Data records for software interfaces:
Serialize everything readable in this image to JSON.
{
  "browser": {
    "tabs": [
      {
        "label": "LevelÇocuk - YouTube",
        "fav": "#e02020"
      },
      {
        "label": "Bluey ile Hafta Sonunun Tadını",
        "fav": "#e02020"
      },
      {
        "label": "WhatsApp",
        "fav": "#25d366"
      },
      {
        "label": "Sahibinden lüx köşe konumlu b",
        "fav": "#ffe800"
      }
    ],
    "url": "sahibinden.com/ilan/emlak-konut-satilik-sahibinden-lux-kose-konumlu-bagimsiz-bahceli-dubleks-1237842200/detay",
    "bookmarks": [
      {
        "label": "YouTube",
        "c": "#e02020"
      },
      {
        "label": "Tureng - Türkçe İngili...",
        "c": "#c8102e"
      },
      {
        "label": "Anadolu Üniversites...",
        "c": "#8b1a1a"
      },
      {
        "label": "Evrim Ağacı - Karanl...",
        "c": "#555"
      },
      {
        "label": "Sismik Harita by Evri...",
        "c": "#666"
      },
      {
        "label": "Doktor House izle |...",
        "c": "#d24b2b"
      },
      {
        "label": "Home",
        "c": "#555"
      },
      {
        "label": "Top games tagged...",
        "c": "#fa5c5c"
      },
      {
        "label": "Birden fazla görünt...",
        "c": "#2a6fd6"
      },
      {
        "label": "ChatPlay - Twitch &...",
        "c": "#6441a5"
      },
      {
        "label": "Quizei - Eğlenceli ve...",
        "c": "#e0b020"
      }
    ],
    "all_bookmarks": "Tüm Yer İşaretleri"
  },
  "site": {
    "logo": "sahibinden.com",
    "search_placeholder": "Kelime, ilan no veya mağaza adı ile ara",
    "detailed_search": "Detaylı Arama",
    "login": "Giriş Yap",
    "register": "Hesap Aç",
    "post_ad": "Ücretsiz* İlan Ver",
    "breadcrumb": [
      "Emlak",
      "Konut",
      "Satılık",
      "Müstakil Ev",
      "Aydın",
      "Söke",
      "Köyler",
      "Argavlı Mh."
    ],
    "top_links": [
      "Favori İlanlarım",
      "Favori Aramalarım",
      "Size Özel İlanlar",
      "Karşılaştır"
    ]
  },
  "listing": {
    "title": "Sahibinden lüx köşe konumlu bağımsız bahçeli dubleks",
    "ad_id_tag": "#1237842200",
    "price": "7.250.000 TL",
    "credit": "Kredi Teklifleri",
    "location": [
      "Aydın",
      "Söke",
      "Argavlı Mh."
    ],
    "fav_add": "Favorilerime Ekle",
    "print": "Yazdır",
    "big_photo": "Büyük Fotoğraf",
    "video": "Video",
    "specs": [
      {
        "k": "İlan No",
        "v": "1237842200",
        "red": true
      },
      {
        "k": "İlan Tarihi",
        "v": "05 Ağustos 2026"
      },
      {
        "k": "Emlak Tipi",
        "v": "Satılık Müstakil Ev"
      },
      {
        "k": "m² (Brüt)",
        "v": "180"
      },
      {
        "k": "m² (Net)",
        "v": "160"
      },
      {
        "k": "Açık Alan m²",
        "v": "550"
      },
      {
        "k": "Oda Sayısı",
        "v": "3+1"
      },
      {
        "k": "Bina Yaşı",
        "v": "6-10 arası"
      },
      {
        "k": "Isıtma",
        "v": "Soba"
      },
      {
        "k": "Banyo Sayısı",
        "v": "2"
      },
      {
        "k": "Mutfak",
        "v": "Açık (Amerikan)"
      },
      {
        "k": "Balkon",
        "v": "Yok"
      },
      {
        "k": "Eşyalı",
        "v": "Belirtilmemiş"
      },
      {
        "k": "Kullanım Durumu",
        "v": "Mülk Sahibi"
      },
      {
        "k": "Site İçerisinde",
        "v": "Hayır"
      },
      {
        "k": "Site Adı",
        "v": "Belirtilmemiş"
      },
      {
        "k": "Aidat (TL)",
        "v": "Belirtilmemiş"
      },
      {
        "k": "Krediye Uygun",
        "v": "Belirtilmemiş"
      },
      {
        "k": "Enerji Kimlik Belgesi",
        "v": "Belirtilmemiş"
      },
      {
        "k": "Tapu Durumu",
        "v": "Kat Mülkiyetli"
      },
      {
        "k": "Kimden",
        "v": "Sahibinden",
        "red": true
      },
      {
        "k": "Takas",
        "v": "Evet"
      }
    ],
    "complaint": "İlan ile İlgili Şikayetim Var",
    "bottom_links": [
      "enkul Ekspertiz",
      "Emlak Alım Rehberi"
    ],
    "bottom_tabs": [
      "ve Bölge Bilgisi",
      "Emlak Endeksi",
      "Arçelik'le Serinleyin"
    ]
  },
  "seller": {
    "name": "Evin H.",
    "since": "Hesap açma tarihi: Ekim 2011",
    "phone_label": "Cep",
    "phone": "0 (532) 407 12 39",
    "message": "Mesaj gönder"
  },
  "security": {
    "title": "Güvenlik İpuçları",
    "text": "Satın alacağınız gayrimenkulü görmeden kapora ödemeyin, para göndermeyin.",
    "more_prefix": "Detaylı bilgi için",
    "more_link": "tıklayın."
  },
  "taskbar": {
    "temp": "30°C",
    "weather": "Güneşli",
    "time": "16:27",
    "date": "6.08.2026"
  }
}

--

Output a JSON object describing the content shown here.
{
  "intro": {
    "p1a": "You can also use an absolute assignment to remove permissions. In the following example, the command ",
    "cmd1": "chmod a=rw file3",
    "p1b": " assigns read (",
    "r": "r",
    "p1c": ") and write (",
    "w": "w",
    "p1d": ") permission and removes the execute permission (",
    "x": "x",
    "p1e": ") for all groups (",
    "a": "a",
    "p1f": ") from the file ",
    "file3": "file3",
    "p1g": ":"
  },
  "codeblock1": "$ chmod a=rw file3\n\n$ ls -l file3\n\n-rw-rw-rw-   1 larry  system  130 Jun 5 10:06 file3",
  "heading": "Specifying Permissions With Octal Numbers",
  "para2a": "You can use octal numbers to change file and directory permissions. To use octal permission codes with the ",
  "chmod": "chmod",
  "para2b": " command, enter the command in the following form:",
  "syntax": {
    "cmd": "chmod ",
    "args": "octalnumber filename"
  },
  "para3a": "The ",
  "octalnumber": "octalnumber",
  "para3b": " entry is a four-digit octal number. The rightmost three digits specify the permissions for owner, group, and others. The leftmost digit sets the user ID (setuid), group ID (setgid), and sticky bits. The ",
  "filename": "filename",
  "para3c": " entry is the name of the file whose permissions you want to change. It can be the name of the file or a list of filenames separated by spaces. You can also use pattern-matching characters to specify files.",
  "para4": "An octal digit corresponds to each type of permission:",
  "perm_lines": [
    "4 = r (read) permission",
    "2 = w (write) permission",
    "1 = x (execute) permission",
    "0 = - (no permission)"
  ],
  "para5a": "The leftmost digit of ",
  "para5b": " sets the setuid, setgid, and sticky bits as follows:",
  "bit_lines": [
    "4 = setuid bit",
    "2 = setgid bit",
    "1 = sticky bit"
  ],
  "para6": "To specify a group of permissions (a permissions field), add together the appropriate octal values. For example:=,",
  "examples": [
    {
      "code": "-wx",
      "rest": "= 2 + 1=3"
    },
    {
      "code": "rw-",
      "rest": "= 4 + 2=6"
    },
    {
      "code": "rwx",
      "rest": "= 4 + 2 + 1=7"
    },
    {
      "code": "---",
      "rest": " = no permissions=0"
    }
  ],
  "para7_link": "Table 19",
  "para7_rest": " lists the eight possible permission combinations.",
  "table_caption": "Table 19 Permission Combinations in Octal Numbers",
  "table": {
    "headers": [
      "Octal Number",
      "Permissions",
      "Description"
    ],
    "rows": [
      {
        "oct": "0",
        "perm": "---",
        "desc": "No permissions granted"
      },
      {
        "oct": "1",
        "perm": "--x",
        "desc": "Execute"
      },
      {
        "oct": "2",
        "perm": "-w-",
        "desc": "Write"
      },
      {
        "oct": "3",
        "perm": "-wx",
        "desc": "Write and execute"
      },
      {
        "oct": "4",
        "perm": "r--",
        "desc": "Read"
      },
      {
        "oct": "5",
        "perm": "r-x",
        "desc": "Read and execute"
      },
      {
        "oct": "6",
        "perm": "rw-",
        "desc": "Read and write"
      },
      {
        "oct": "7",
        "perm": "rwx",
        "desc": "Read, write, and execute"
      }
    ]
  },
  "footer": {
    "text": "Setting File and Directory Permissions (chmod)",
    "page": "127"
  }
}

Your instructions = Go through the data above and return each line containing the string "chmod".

Response for this exercise =
    "cmd1": "chmod a=rw file3",
  "codeblock1": "$ chmod a=rw file3\n\n$ ls -l file3\n\n-rw-rw-rw-   1 larry  system  130 Jun 5 10:06 file3",
  "chmod": "chmod",
    "cmd": "chmod ",
    "text": "Setting File and Directory Permissions (chmod)",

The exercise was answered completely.